**Instructions to follow:**
Report the number of lines below in which the word "from" occurs. Nothing else is needed.

── Data extracts

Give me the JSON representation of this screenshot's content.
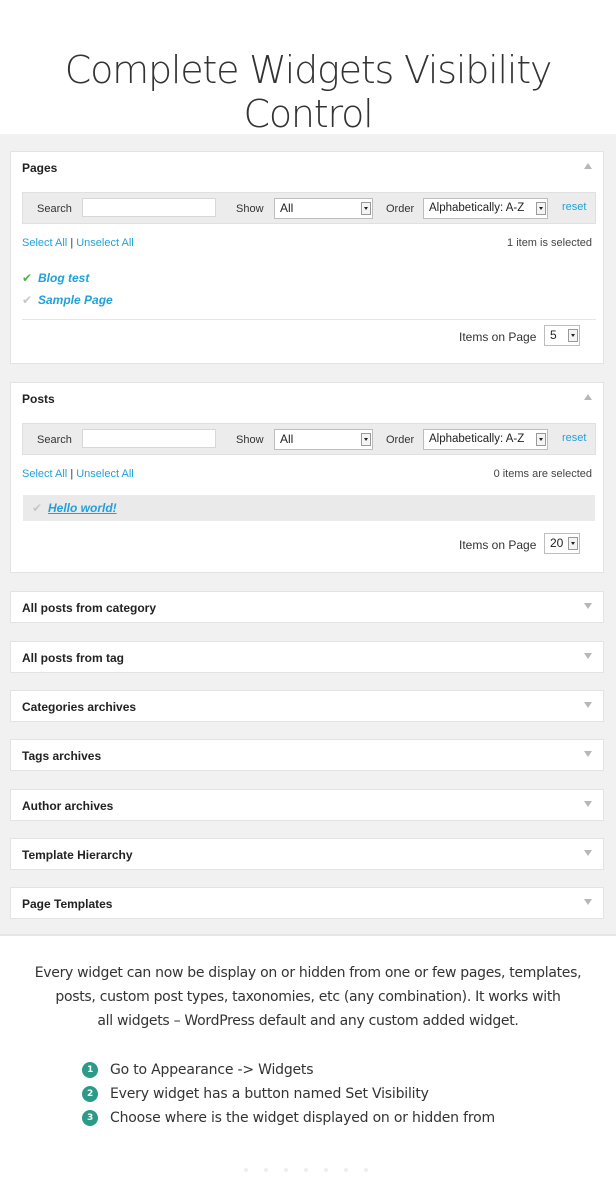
{
  "page_title": "Complete Widgets Visibility Control",
  "pages_panel": {
    "title": "Pages",
    "search_label": "Search",
    "show_label": "Show",
    "show_value": "All",
    "order_label": "Order",
    "order_value": "Alphabetically: A-Z",
    "reset_label": "reset",
    "select_all": "Select All",
    "separator": "|",
    "unselect_all": "Unselect All",
    "selected_count": "1 item is selected",
    "items": [
      {
        "label": "Blog test",
        "checked": true
      },
      {
        "label": "Sample Page",
        "checked": false
      }
    ],
    "items_on_page_label": "Items on Page",
    "items_on_page_value": "5"
  },
  "posts_panel": {
    "title": "Posts",
    "search_label": "Search",
    "show_label": "Show",
    "show_value": "All",
    "order_label": "Order",
    "order_value": "Alphabetically: A-Z",
    "reset_label": "reset",
    "select_all": "Select All",
    "separator": "|",
    "unselect_all": "Unselect All",
    "selected_count": "0 items are selected",
    "items": [
      {
        "label": "Hello world!",
        "checked": false
      }
    ],
    "items_on_page_label": "Items on Page",
    "items_on_page_value": "20"
  },
  "collapsed_panels": [
    "All posts from category",
    "All posts from tag",
    "Categories archives",
    "Tags archives",
    "Author archives",
    "Template Hierarchy",
    "Page Templates"
  ],
  "description": {
    "line1": "Every widget can now be display on or hidden from one or few pages, templates,",
    "line2": "posts, custom post types, taxonomies, etc (any combination). It works with",
    "line3": "all widgets – WordPress default and any custom added widget."
  },
  "steps": [
    {
      "num": "1",
      "text": "Go to Appearance -> Widgets"
    },
    {
      "num": "2",
      "text": "Every widget has a button named Set Visibility"
    },
    {
      "num": "3",
      "text": "Choose where is the widget displayed on or hidden from"
    }
  ],
  "check_glyph": "✔",
  "colors": {
    "accent": "#21a1db",
    "check": "#48b648",
    "step_badge": "#2b9b88"
  }
}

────

**Result for this task:**
4